See the original story in Japanese.

Tokyo-based Uncover Truth, the company offering a data analytics-based web and native app optimization service called Userdive, announced on Tuesday that it has secured around 400 million yen (about 4 million) in the latest round. This round was led by Draper Nexus Ventures with participation from Nippon Venture Capital, Cyper Agent, Accord Ventures, and Mizuho Capital. The company has not disclosed any financial details including shareholdings ratio and payment date upon fundraising.

Userdive shows UI/UX (user interface and user experience) problems in a website for its owners by plotting them in a heat map. There are two services provided, Userdive for web apps (for desktop and mobile) and Userdive for native apps (for mobile). With these tools, as one example, it is possible to see where users mostly leave in an e-commerce site.

In addition, the company consults businesses using these tools, offering support services starting from identifying challenges to solving them through a PDCA cycle. These businesses include over 300 big names, such as Fuji Film (TSE:4901), Benesse Corporation (TSE:9783), and Nifty.

Uncover Truth plans to use the funds raised to advance their services by strengthening their consulting personnel, directors, and developers. To this aim they plan to double their current number of 30 team members.

userdive-pdca-cycleBeginning with Google Analytics, using analytics tools as a means to improve websites is only natural. On the other hand, we have merely heard of website managers making full use of these tools to improve the day to day usage of their website. Instead, in nearly all cases it seems customary to outsource to web production companies, ad agencies, or consulting firms for the optimization process.

According to Keizo Ishikawa, the CEO of Uncover Truth, the company has grown by offering customers with these analysis tools to visualize challenges and then providing consulting services.

Take IDOM (formerly Gulliver International) for example, a used car sales company that put effort into their digital marketing. Through website improvements and accompanying support from Userdive, they succeeded in improving their monthly gross profit by 10 million yen (nearly $100,000). Although, for this level of support the large numbers of analysts and directors necessary for consulting are not very scalable, which is unsuitable for internet business.
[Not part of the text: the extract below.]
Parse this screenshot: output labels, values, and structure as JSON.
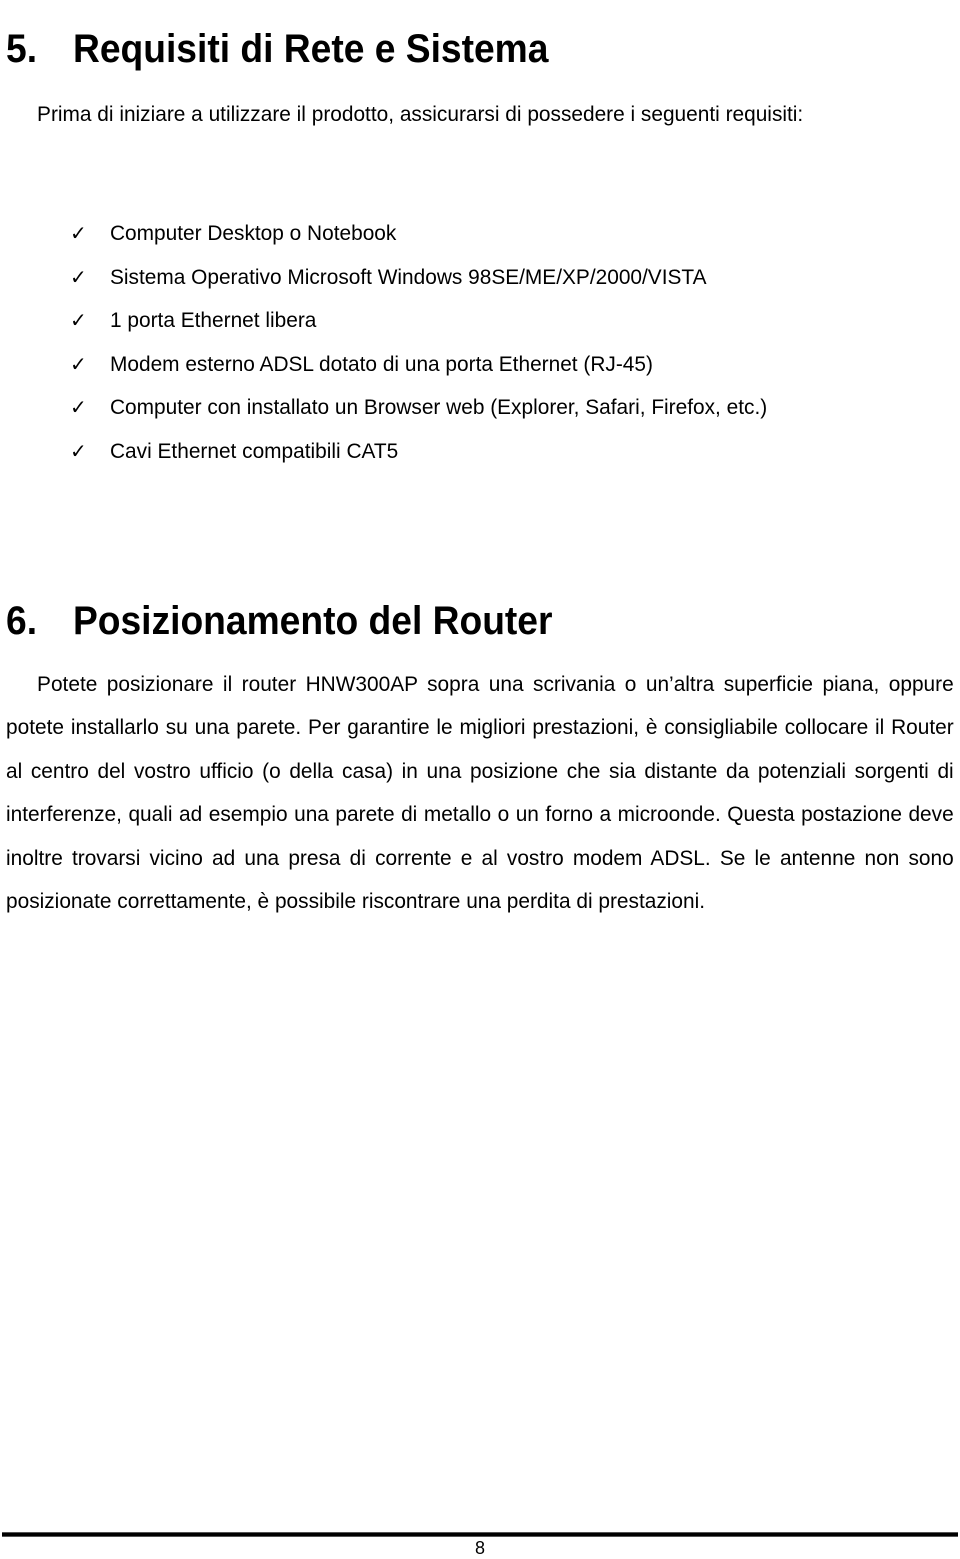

Uncover Truth CEO Keizo Ishikawa

Ishikawa also understands this drawback. He explained:

Our company so far is supporting everything from log analysis to the execution of plans A and B. The inability of companies to improve their websites is either due to the lack of skills or the lack of time. On the other hand, as you indicated, human consulting will not disappear, and so the automation of that will become our challenge to scale for the future.

Thus the team came up with a route to uncover problems in an efficient manner. According to Ishikawa, it usually takes an analyst anywhere from 20 to 50 hours to analyze one user flow of one website. If they can find a way to reduce this time even by a few seconds, it would lead to a considerable bump in efficiency.

From examples of past improvement cases, it has become possible for Userdive to some extent to grasp what kinds of data are produced and what kind of challenges websites face. Utilizing these types of data, they plan to use the funds to further develop a new system. In the event that this works well, they will be able to point out a website’s problems during the sign-up stage (before a full-scale detection of problems after the sign-up process), and possibly even more easily attract prospective users.

So to speak, they aim for early detection of website “cancer”, much in the same way a doctor recognizes it in his patients.

Their service is available for 700,000 yen (about $7,000) monthly, for companies looking to become a leading website and increase their monthly revenue on a million yen scale (around $10,000), as the aforementioned IDOM did.

Translated by Amanda Imakaka
Edited by Masaru Ikeda